Thus, Ulead and Gen. Electro support the general proposition that inequitable conduct can be based on gaining an advantage before the PTO if the gain is based on a deceitful misrepresentation. Instead, the qualifying conduct should be limited to acts which undermine the substantive examination function of the USPTO - conduct which, objectively viewed - could reasonably have induced the USPTO to err in the application of a substantive patentability requirement, i.e., novelty, nonobviousness, utility, statutory subject matter, or compliance with the disclosure or definiteness requirements of Section 112.
3. The evidentiary standards governing intent findings should be revised.
[T]he most important directive in Star Scientific is this:
[I]nferences drawn from [less-than-clear-and-convincing evidence] cannot satisfy the deceptive intent requirement. Further, the inference must not only be based on sufficient evidence and be reasonable in light of that evidence, but it must also be the single most reasonable inference able to be drawn from the evidence to meet the clear and convincing standard.
A firm resolve on the part of the courts to carefully observe this dictate should go a long way toward limiting erroneous deceptive intent findings and affirmances... Panels must strictly observe the "Rule of Newell"45 and resist the temptation to articulate new and different formulations of the governing standards. Non-panel members must aid their colleagues by carefully scrutinizing precedential opinions before they issue, and take steps to prevent the issuance of opinions which relax or undermine what should be a very exacting standard.
45 Newell Cos. v. Kenney Mfg. Co., 864 F.2d 757, 765 (1988) ("This court has adopted the rule that prior decisions of a panel of the court are binding precedent on subsequent panels unless and until overturned in banc.").
4. Courts should abandon the materiality-intent balancing inquiry.
It is black-letter law, recently reinvigorated by the Federal Circuit, that district courts must undertake an equitable balancing of the evidence of materiality and intent in a given case "to determine whether a finding that inequitable conduct occurred is warranted."
As a practical matter,... because varying degrees of materiality can often be discerned, but direct evidence of deceptive intent is rarely available, this "balancing" inquiry almost exclusively serves to bolster intent findings and affirmances in certain cases.

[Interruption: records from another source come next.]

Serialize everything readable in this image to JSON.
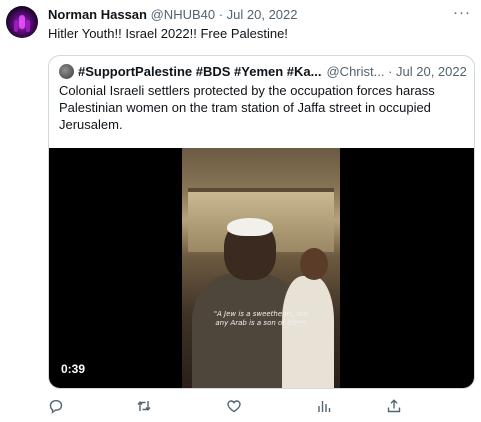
{
  "tweet": {
    "author_name": "Norman Hassan",
    "meta": "@NHUB40 · Jul 20, 2022",
    "more_label": "···",
    "text": "Hitler Youth!! Israel 2022!! Free Palestine!"
  },
  "quote": {
    "author_name": "#SupportPalestine #BDS #Yemen #Ka...",
    "meta": "@Christ... · Jul 20, 2022",
    "text": "Colonial Israeli settlers protected by the occupation forces harass Palestinian women on the tram station of Jaffa street in occupied Jerusalem.",
    "video": {
      "caption_line1": "\"A Jew is a sweetheart, but",
      "caption_line2": "any Arab is a son of bit***",
      "duration": "0:39"
    }
  },
  "actions": [
    {
      "name": "reply",
      "icon": "reply-icon"
    },
    {
      "name": "retweet",
      "icon": "retweet-icon"
    },
    {
      "name": "like",
      "icon": "heart-icon"
    },
    {
      "name": "views",
      "icon": "views-chart-icon"
    },
    {
      "name": "share",
      "icon": "share-icon"
    }
  ],
  "colors": {
    "text": "#0f1419",
    "secondary": "#536471",
    "border": "#cfd9de"
  }
}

Thus, it exacerbates the problem of lax application of the intent standard.
Materiality and intent should be entirely separate threshold inquiries, and remain independent of one another throughout the analysis.
5. Trial judges should be permitted to tailor the remedy to the circumstances.
6. Patentees who prevail on the issue of inequitable conduct could be awarded attorney fees.
Finally, as a further deterrent to frivolous or nuisance prosecution misconduct allegations, it may make sense to implement a fee-shifting provision in favor of patentees who prevail on the issue, for example, an automatic award of inequitable conduct-related attorney fees to a plaintiff who prevails on inequitable conduct, regardless of whether the patentee wins on infringement and validity.
For those interested in this topic, the entire paper is highly recommended reading.
Thanks to Hal Wegner for circulating the paper.
Posted by Patent Hawk at October 4, 2008 7:49 PM | Inequitable Conduct
Prof. Dolak's conclusion that having the PTO decide if inequitable conduct was committed is correct. I have seen one proposal for this ridiculous possibility, but hopefully it won't get any traction.
Posted by: JD at October 6, 2008 2:08 PM